Stored dataset items.
########

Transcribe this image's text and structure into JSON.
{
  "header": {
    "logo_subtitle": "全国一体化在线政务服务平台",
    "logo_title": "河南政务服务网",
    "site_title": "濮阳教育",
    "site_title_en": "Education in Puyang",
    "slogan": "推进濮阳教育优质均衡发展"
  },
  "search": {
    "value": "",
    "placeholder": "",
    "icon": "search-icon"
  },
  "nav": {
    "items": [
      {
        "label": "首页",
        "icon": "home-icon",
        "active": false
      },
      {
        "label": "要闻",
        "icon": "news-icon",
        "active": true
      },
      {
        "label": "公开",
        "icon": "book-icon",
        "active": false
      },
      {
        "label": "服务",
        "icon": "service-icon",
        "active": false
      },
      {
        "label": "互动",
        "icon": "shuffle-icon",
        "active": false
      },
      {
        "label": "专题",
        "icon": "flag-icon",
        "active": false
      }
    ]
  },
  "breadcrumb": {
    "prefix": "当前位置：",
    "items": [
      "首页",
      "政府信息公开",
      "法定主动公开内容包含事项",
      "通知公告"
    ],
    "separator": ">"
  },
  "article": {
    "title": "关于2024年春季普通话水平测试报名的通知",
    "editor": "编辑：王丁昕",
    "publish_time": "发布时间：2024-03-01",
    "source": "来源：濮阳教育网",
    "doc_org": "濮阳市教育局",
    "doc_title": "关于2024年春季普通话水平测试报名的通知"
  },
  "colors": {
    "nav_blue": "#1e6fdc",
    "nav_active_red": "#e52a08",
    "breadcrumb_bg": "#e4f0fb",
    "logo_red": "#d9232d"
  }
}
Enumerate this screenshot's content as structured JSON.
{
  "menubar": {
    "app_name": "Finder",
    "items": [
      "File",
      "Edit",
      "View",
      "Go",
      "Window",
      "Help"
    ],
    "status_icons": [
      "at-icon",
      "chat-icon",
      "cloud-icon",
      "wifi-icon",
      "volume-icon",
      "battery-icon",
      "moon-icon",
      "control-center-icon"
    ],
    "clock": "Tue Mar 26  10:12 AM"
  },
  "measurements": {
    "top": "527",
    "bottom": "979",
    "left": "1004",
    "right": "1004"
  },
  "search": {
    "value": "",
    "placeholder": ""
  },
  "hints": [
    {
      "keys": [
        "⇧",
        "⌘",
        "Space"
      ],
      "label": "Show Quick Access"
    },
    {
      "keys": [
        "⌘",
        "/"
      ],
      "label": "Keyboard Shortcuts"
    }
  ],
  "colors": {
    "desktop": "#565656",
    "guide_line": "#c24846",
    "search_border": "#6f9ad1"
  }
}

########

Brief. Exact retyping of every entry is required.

Response.
Transcribe this image's text and structure into JSON.
{
  "header": {
    "logo_subtitle": "全国一体化在线政务服务平台",
    "logo_title": "河南政务服务网",
    "site_title": "濮阳教育",
    "site_title_en": "Education in Puyang",
    "slogan": "推进濮阳教育优质均衡发展"
  },
  "search": {
    "value": "",
    "placeholder": "",
    "icon": "search-icon"
  },
  "nav": {
    "items": [
      {
        "label": "首页",
        "icon": "home-icon",
        "active": false
      },
      {
        "label": "要闻",
        "icon": "news-icon",
        "active": true
      },
      {
        "label": "公开",
        "icon": "book-icon",
        "active": false
      },
      {
        "label": "服务",
        "icon": "service-icon",
        "active": false
      },
      {
        "label": "互动",
        "icon": "shuffle-icon",
        "active": false
      },
      {
        "label": "专题",
        "icon": "flag-icon",
        "active": false
      }
    ]
  },
  "breadcrumb": {
    "prefix": "当前位置：",
    "items": [
      "首页",
      "政府信息公开",
      "法定主动公开内容包含事项",
      "通知公告"
    ],
    "separator": ">"
  },
  "article": {
    "title": "关于2024年春季普通话水平测试报名的通知",
    "editor": "编辑：王丁昕",
    "publish_time": "发布时间：2024-03-01",
    "source": "来源：濮阳教育网",
    "doc_org": "濮阳市教育局",
    "doc_title": "关于2024年春季普通话水平测试报名的通知"
  },
  "colors": {
    "nav_blue": "#1e6fdc",
    "nav_active_red": "#e52a08",
    "breadcrumb_bg": "#e4f0fb",
    "logo_red": "#d9232d"
  }
}
Enumerate this screenshot's content as structured JSON.
{
  "menubar": {
    "app_name": "Finder",
    "items": [
      "File",
      "Edit",
      "View",
      "Go",
      "Window",
      "Help"
    ],
    "status_icons": [
      "at-icon",
      "chat-icon",
      "cloud-icon",
      "wifi-icon",
      "volume-icon",
      "battery-icon",
      "moon-icon",
      "control-center-icon"
    ],
    "clock": "Tue Mar 26  10:12 AM"
  },
  "measurements": {
    "top": "527",
    "bottom": "979",
    "left": "1004",
    "right": "1004"
  },
  "search": {
    "value": "",
    "placeholder": ""
  },
  "hints": [
    {
      "keys": [
        "⇧",
        "⌘",
        "Space"
      ],
      "label": "Show Quick Access"
    },
    {
      "keys": [
        "⌘",
        "/"
      ],
      "label": "Keyboard Shortcuts"
    }
  ],
  "colors": {
    "desktop": "#565656",
    "guide_line": "#c24846",
    "search_border": "#6f9ad1"
  }
}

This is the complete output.